(Entries from a dataset of interfaces)
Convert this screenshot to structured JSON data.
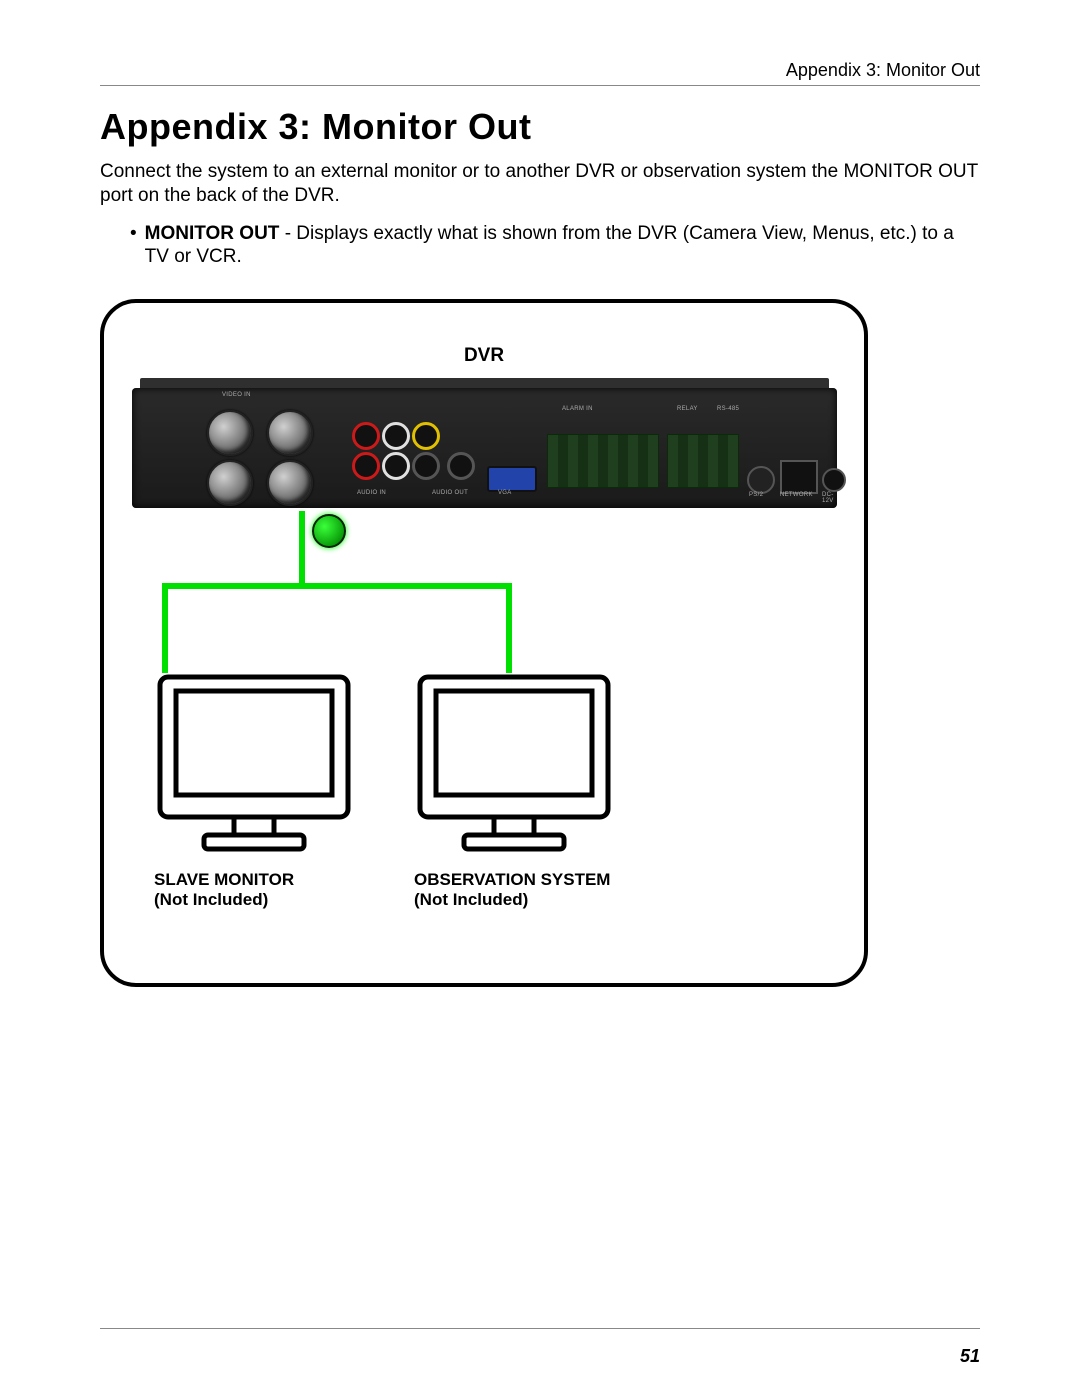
{
  "header": {
    "running": "Appendix 3: Monitor Out"
  },
  "title": "Appendix 3: Monitor Out",
  "intro": "Connect the system to an external monitor or to another DVR or observation system the MONITOR OUT port on the back of the DVR.",
  "bullet": {
    "lead": "MONITOR OUT",
    "rest": " - Displays exactly what is shown from the DVR (Camera View, Menus, etc.) to a TV or VCR."
  },
  "figure": {
    "dvr_label": "DVR",
    "port_captions": {
      "video_in": "VIDEO IN",
      "audio_in": "AUDIO IN",
      "audio_out": "AUDIO OUT",
      "vga": "VGA",
      "alarm_in": "ALARM IN",
      "relay": "RELAY",
      "rs485": "RS-485",
      "ps2": "PS/2",
      "network": "NETWORK",
      "dc": "DC-12V"
    },
    "left_monitor": {
      "line1": "SLAVE MONITOR",
      "line2": "(Not Included)"
    },
    "right_monitor": {
      "line1": "OBSERVATION SYSTEM",
      "line2": "(Not Included)"
    }
  },
  "page_number": "51"
}
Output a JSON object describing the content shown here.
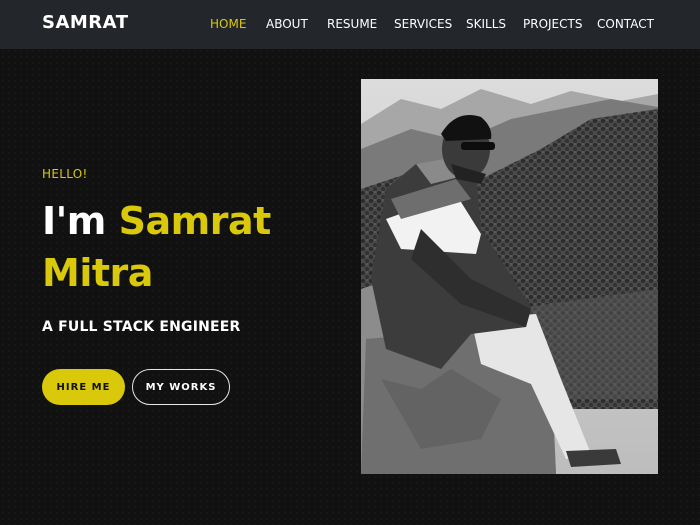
{
  "brand": "SAMRAT",
  "nav": {
    "items": [
      {
        "label": "HOME",
        "active": true
      },
      {
        "label": "ABOUT",
        "active": false
      },
      {
        "label": "RESUME",
        "active": false
      },
      {
        "label": "SERVICES",
        "active": false
      },
      {
        "label": "SKILLS",
        "active": false
      },
      {
        "label": "PROJECTS",
        "active": false
      },
      {
        "label": "CONTACT",
        "active": false
      }
    ]
  },
  "hero": {
    "greeting": "HELLO!",
    "headline_prefix": "I'm",
    "headline_name_first": "Samrat",
    "headline_name_last": "Mitra",
    "subtitle": "A FULL STACK ENGINEER",
    "hire_button": "HIRE ME",
    "works_button": "MY WORKS"
  },
  "colors": {
    "accent": "#d9c90a",
    "navbar_bg": "#23272b",
    "page_bg": "#111111"
  }
}
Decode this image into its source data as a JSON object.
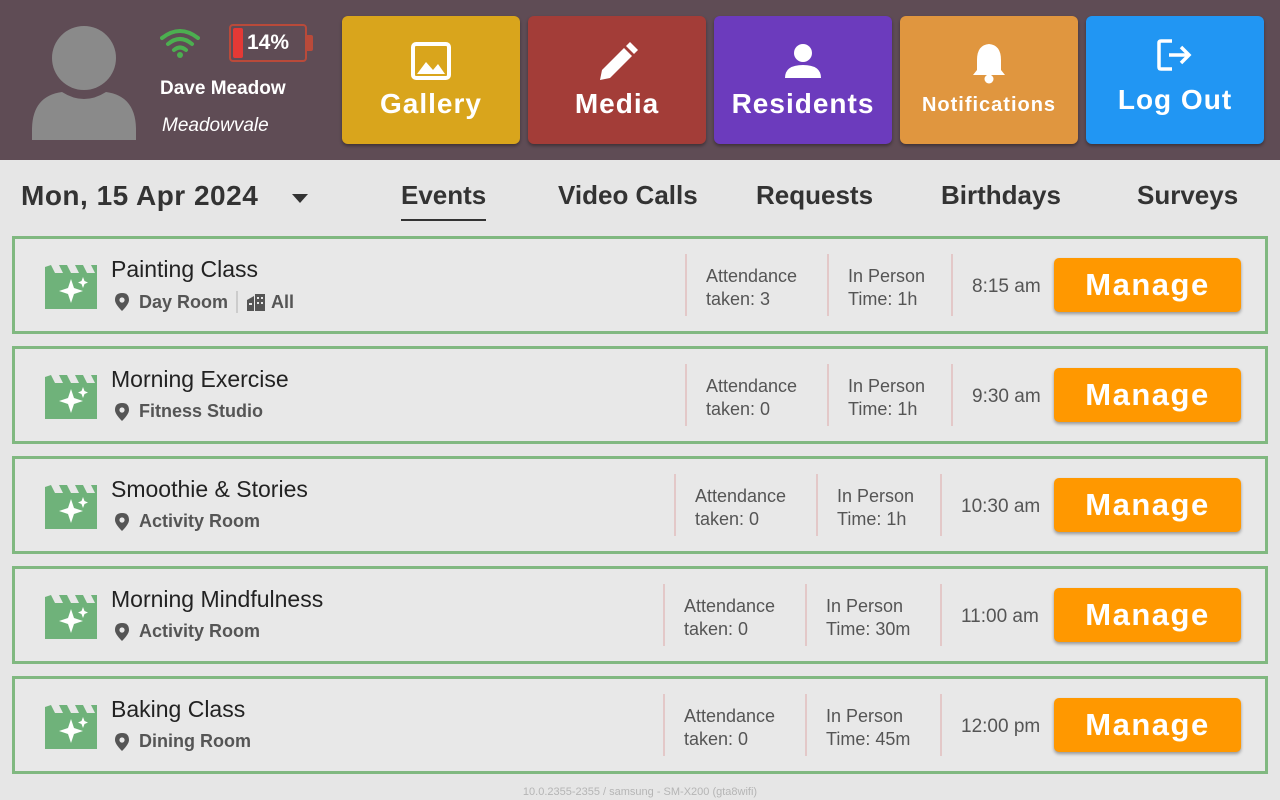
{
  "header": {
    "user_name": "Dave Meadow",
    "user_site": "Meadowvale",
    "battery_percent": 14,
    "battery_text": "14%",
    "nav": {
      "gallery": "Gallery",
      "media": "Media",
      "residents": "Residents",
      "notifications": "Notifications",
      "logout": "Log Out"
    }
  },
  "date": "Mon, 15 Apr 2024",
  "tabs": {
    "events": "Events",
    "video_calls": "Video Calls",
    "requests": "Requests",
    "birthdays": "Birthdays",
    "surveys": "Surveys"
  },
  "events": [
    {
      "title": "Painting Class",
      "location": "Day Room",
      "audience": "All",
      "attendance_label": "Attendance",
      "attendance_value": "taken: 3",
      "mode": "In Person",
      "duration": "Time: 1h",
      "time": "8:15 am",
      "manage": "Manage"
    },
    {
      "title": "Morning Exercise",
      "location": "Fitness Studio",
      "attendance_label": "Attendance",
      "attendance_value": "taken: 0",
      "mode": "In Person",
      "duration": "Time: 1h",
      "time": "9:30 am",
      "manage": "Manage"
    },
    {
      "title": "Smoothie & Stories",
      "location": "Activity Room",
      "attendance_label": "Attendance",
      "attendance_value": "taken: 0",
      "mode": "In Person",
      "duration": "Time: 1h",
      "time": "10:30 am",
      "manage": "Manage"
    },
    {
      "title": "Morning Mindfulness",
      "location": "Activity Room",
      "attendance_label": "Attendance",
      "attendance_value": "taken: 0",
      "mode": "In Person",
      "duration": "Time: 30m",
      "time": "11:00 am",
      "manage": "Manage"
    },
    {
      "title": "Baking Class",
      "location": "Dining Room",
      "attendance_label": "Attendance",
      "attendance_value": "taken: 0",
      "mode": "In Person",
      "duration": "Time: 45m",
      "time": "12:00 pm",
      "manage": "Manage"
    }
  ],
  "footer": "10.0.2355-2355 / samsung - SM-X200 (gta8wifi)",
  "colors": {
    "header_bg": "#5f4c55",
    "gallery": "#d9a51c",
    "media": "#a33d38",
    "residents": "#6c3bbd",
    "notifications": "#e0963f",
    "logout": "#2196f3",
    "manage": "#ff9800",
    "card_border": "#80b880",
    "event_icon": "#6fb27a",
    "wifi": "#4caf50",
    "battery_low": "#e53935"
  },
  "icons": {
    "avatar": "person-silhouette-icon",
    "wifi": "wifi-icon",
    "battery": "battery-icon",
    "gallery": "image-icon",
    "media": "pencil-icon",
    "residents": "person-icon",
    "notifications": "bell-icon",
    "logout": "logout-icon",
    "date_dropdown": "caret-down-icon",
    "event": "film-sparkle-icon",
    "location": "map-pin-icon",
    "audience": "building-icon"
  }
}
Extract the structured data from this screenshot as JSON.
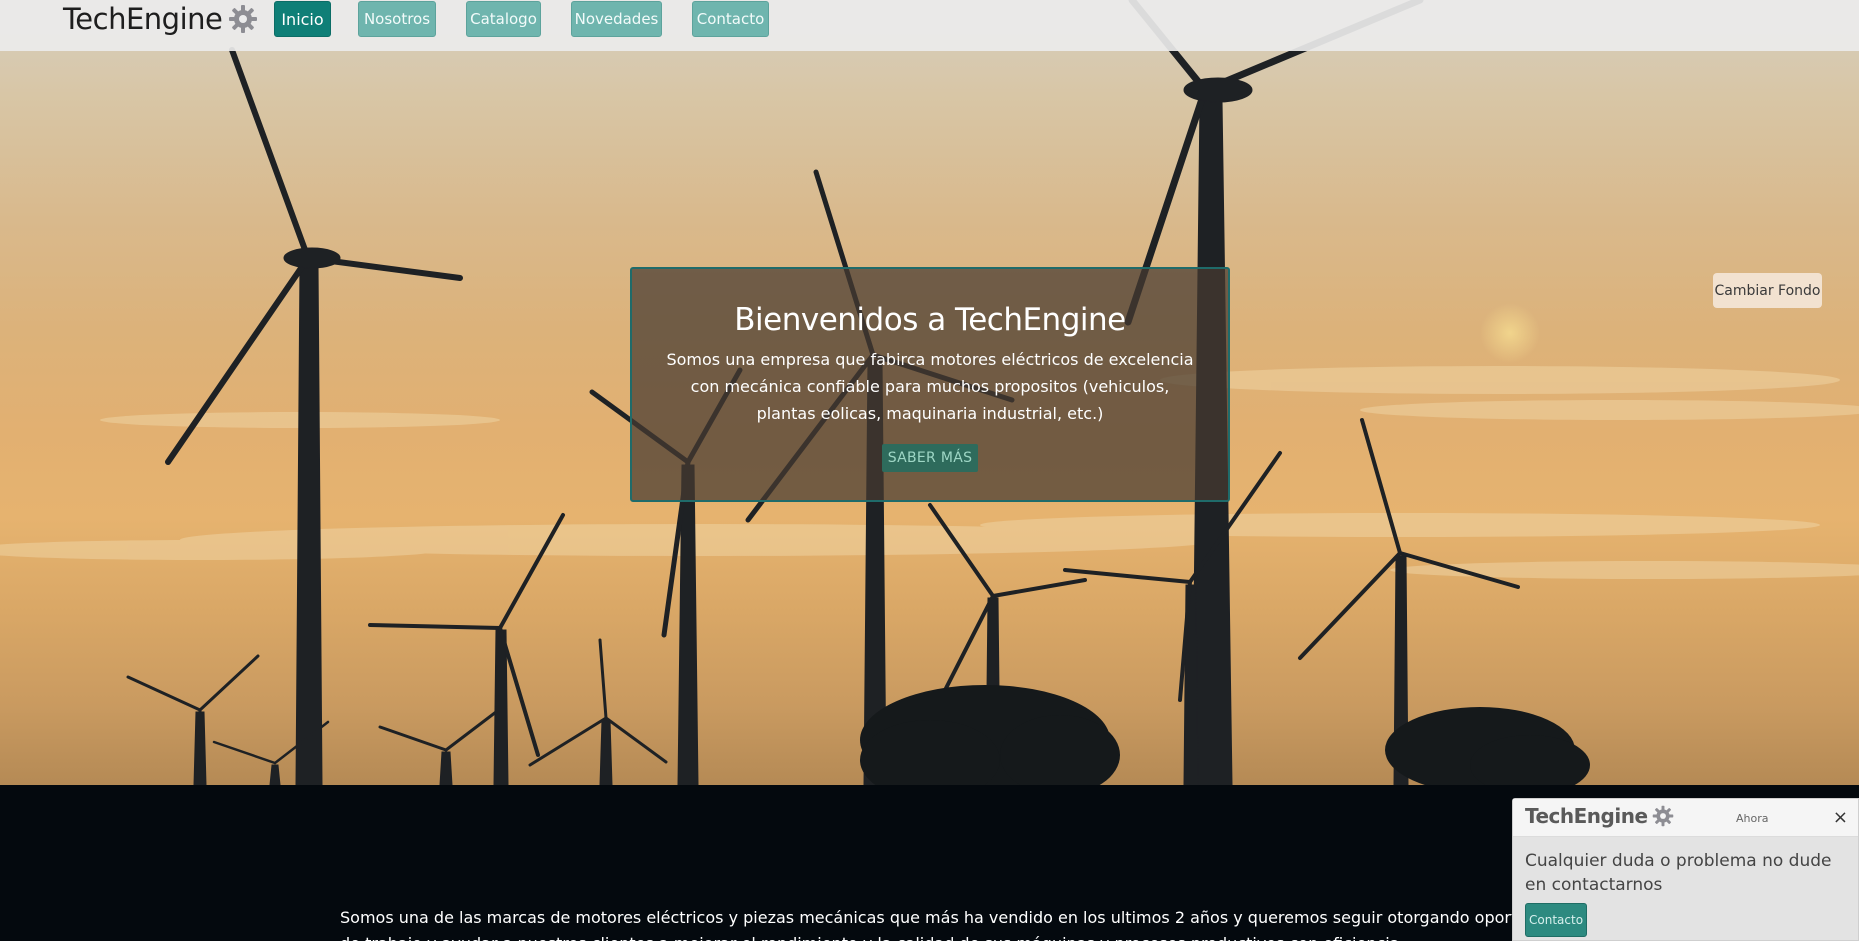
{
  "brand": {
    "name": "TechEngine",
    "icon": "gear-icon"
  },
  "nav": {
    "items": [
      {
        "label": "Inicio",
        "active": true
      },
      {
        "label": "Nosotros",
        "active": false
      },
      {
        "label": "Catalogo",
        "active": false
      },
      {
        "label": "Novedades",
        "active": false
      },
      {
        "label": "Contacto",
        "active": false
      }
    ]
  },
  "hero": {
    "title": "Bienvenidos a TechEngine",
    "description": "Somos una empresa que fabirca motores eléctricos de excelencia con mecánica confiable para muchos propositos (vehiculos, plantas eolicas, maquinaria industrial, etc.)",
    "cta_label": "SABER MÁS",
    "change_bg_label": "Cambiar Fondo"
  },
  "about": {
    "line1": "Somos una de las marcas de motores eléctricos y piezas mecánicas que más ha vendido en los ultimos 2 años y queremos seguir otorgando oportunidades",
    "line2": "de trabajo y ayudar a nuestros clientes a mejorar el rendimiento y la calidad de sus máquinas y procesos productivos con eficiencia."
  },
  "toast": {
    "brand": "TechEngine",
    "time": "Ahora",
    "close": "×",
    "message": "Cualquier duda o problema no dude en contactarnos",
    "button_label": "Contacto"
  },
  "colors": {
    "accent": "#0f7f77",
    "nav_button": "#6fb5ae",
    "dark_section": "#04090e"
  }
}
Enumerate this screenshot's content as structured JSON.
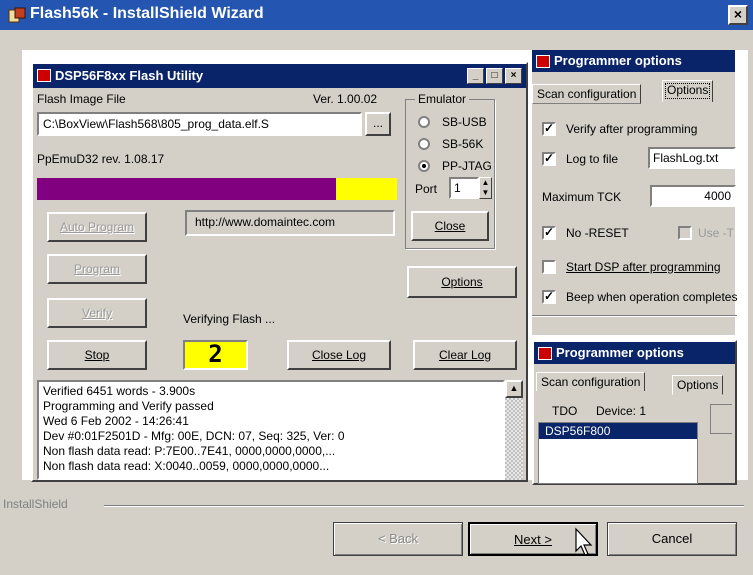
{
  "window": {
    "title": "Flash56k - InstallShield Wizard",
    "close": "×"
  },
  "utility": {
    "title": "DSP56F8xx Flash Utility",
    "flash_image_label": "Flash Image File",
    "version": "Ver. 1.00.02",
    "file_path": "C:\\BoxView\\Flash568\\805_prog_data.elf.S",
    "browse": "...",
    "emulator_info": "PpEmuD32 rev. 1.08.17",
    "progress": 0.83,
    "url": "http://www.domaintec.com",
    "status": "Verifying Flash ...",
    "counter": "2",
    "buttons": {
      "auto_program": "Auto Program",
      "program": "Program",
      "verify": "Verify",
      "stop": "Stop",
      "close_log": "Close Log",
      "clear_log": "Clear Log",
      "options": "Options",
      "close": "Close"
    },
    "emulator": {
      "label": "Emulator",
      "options": [
        "SB-USB",
        "SB-56K",
        "PP-JTAG"
      ],
      "selected": "PP-JTAG",
      "port_label": "Port",
      "port_value": "1"
    },
    "log_lines": [
      "Verified 6451 words - 3.900s",
      "Programming and Verify passed",
      "Wed 6 Feb 2002 - 14:26:41",
      "Dev #0:01F2501D - Mfg: 00E, DCN: 07, Seq: 325, Ver: 0",
      "Non flash data read: P:7E00..7E41, 0000,0000,0000,...",
      "Non flash data read: X:0040..0059, 0000,0000,0000..."
    ]
  },
  "options_back": {
    "title": "Programmer options",
    "tabs": [
      "Scan configuration",
      "Options"
    ],
    "verify": "Verify after programming",
    "log_to_file": "Log to file",
    "log_file": "FlashLog.txt",
    "max_tck_label": "Maximum TCK",
    "max_tck_value": "4000",
    "no_reset": "No -RESET",
    "use_t": "Use -T",
    "start_dsp": "Start DSP after programming",
    "beep": "Beep when operation completes"
  },
  "options_front": {
    "title": "Programmer options",
    "tabs": [
      "Scan configuration",
      "Options"
    ],
    "tdo": "TDO",
    "device": "Device: 1",
    "device_name": "DSP56F800"
  },
  "footer": {
    "brand": "InstallShield",
    "back": "< Back",
    "next": "Next >",
    "cancel": "Cancel"
  }
}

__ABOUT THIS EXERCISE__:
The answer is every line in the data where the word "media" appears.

__ANSWER BOX__:
      "media": "Media",
    "media": "#a33d38",
    "media": "pencil-icon",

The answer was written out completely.